- Canadian Centre for Occupational Health and Safety, “Respiratory Sensitizers – Moving towards a Broader Definition”
- Canadian Centre for Occupational Health and Safety, WHMIS Quick Facts – Sensitizers
- Connell, Samantha and Araya, Selene, AIHA, “Dermal Sensitizers – What Does Our Immune System Already Know?”
- U.S. Department of Labor, Occupational Safety and Health Administration (OSHA), 1910.1200 – Hazard Communication
- Health Canada, “Hazardous Products Regulations”
- Health Canada, WHMIS Portal
- Sentry Air Systems, Inc., “Workplace exposure: Respiratory sensitizers and Occupational asthma”
- Worksafe Magazine, “Prevent Exposure to Sensitizers”
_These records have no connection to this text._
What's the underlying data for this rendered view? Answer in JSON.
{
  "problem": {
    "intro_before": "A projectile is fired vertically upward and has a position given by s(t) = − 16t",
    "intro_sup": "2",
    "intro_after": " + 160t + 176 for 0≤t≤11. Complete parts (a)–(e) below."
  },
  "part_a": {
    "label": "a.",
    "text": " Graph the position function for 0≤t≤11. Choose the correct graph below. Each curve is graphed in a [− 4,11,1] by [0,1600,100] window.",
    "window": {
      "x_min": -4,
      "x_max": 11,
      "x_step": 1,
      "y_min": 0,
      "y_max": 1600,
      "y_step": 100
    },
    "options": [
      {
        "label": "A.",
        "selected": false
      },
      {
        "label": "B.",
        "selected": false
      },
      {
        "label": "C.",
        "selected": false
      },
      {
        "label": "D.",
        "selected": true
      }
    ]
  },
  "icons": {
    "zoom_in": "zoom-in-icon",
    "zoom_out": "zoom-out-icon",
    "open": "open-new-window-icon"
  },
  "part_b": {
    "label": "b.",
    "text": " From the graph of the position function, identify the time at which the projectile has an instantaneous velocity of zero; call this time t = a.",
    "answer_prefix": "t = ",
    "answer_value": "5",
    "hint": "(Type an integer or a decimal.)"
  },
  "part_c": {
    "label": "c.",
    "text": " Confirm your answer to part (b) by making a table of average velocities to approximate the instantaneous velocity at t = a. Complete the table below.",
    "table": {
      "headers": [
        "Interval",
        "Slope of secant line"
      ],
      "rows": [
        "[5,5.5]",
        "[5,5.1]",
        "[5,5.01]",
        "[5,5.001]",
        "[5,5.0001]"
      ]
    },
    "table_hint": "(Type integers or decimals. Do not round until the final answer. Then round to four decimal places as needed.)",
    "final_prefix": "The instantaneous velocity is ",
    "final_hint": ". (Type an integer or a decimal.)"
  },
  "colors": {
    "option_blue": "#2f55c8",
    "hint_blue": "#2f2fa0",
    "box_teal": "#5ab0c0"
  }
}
- United Nations, Globally Harmonized System of Classification and Labelling of Chemicals, Revision 10